Taxes dominate last gubernatorial debate.

As it has in the past, the issue of taxes dominated the last debate of gubernatorial candidates.

Republican Margaret Kelly acussed the incumbent governor of violating his campaign promise four years ago to submit an education tax increase to the state voters.

Democrat Mel Carnahan charged Kelly with proposing a tax-cut package that was based on faulty math and that would force deep cuts in education.

Secretary of State candidates trade charges.

The GOP candidate for Secretary of State accused the Democratic incumbent of the same charges she's made against him.

John Hancock charged Secretary of State Bekki Cook has missed days at work and has gotten letters from the state Ethics Commission concerning contribution reports.

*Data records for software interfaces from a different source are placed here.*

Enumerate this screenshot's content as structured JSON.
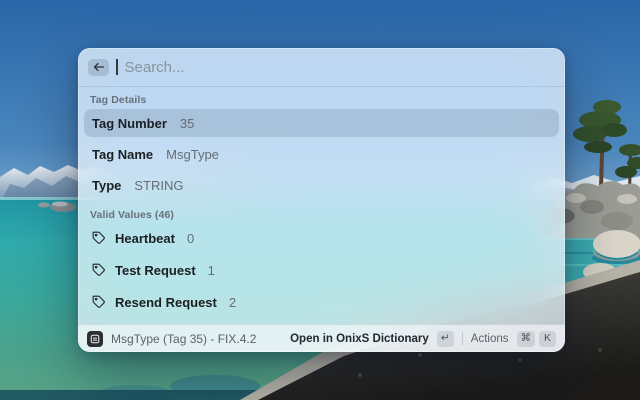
{
  "search": {
    "placeholder": "Search...",
    "value": "",
    "back_icon": "arrow-left-icon"
  },
  "tag_details": {
    "header": "Tag Details",
    "rows": [
      {
        "label": "Tag Number",
        "value": "35",
        "selected": true
      },
      {
        "label": "Tag Name",
        "value": "MsgType",
        "selected": false
      },
      {
        "label": "Type",
        "value": "STRING",
        "selected": false
      }
    ]
  },
  "valid_values": {
    "header": "Valid Values (46)",
    "items": [
      {
        "icon": "tag-icon",
        "label": "Heartbeat",
        "value": "0"
      },
      {
        "icon": "tag-icon",
        "label": "Test Request",
        "value": "1"
      },
      {
        "icon": "tag-icon",
        "label": "Resend Request",
        "value": "2"
      }
    ]
  },
  "footer": {
    "app_icon": "dictionary-app-icon",
    "title": "MsgType (Tag 35) - FIX.4.2",
    "primary_action": {
      "label": "Open in OnixS Dictionary",
      "key": "↵"
    },
    "secondary_action": {
      "label": "Actions",
      "keys": [
        "⌘",
        "K"
      ]
    }
  },
  "colors": {
    "selection_highlight": "#bccddb",
    "panel_tint": "#e9f1f7",
    "sky_top": "#2a66a8",
    "water_teal": "#2fa9ab",
    "rock_dark": "#1c1b19"
  }
}
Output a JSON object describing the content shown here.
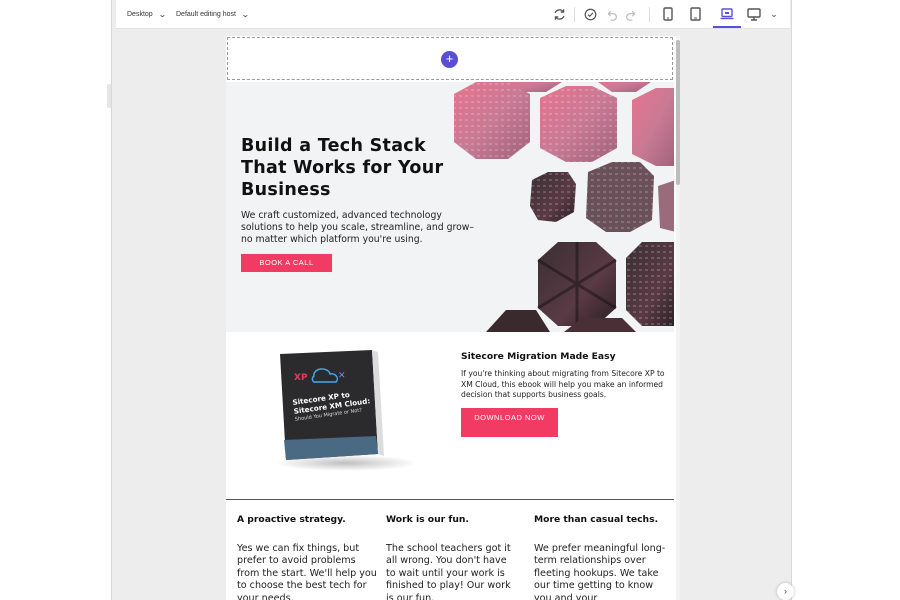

For more details, see our radio story with digital audio.

Labort Department predicts confusion of minimum wage passes.

State Labor Department officials say it's unclear what would happen with federal government workers if Missouri voters approve the minimum wage increase proposal.

The ballot proposal would boost the state minimum wage above the federal minimum wage.

The question is whether those federal workers would be covered by the state or the federal minimum wage.

See the radio story for details, along with digital audio.

St. Louis Post-Dispatch endorses GOP candidate for Secretary of State.

The St. Louis Post-Dispatch has endorsed John Hancock for Secretary of State.

The paper cited problems in administration of the office by the incumbent, Bekki Cook, who was appointed by the governor to fill out the term of Judi Moriarty who had been impeached in the middle of her term.

See our radio story, with digital audio, for details.

Minimum wage proposal price tag tossed off the ballot.

The Cole County Circuit Court has ordered removed from the November ballot a portion of the description of the proposal to raise the state's minimum wage.

The portion removed is the "fiscal note" which estimated that a higher minimum wage would cost state and local governments more than $100 million per year in higher wages.

That cost estimate has been a major argument used by opponents to attack the proposal.

The court's decision followed last week's State Supreme Court decision which held that the legislative committee which approves "fiscal notes" has not authority to put those estimates on the ballot.

You can read about more details, and hear digital audio, from our more complete radio story.

GOP gubernatorial candidate calls for ending auto inspections.

Margaret Kelly has called for eliminating the law which requires autos pass a safety inspection in order to get the license plate renewed.

The GOP gubernatorial candidate's suggestion came under immediate attack from state highway safety officials.

For more details, see our radio story.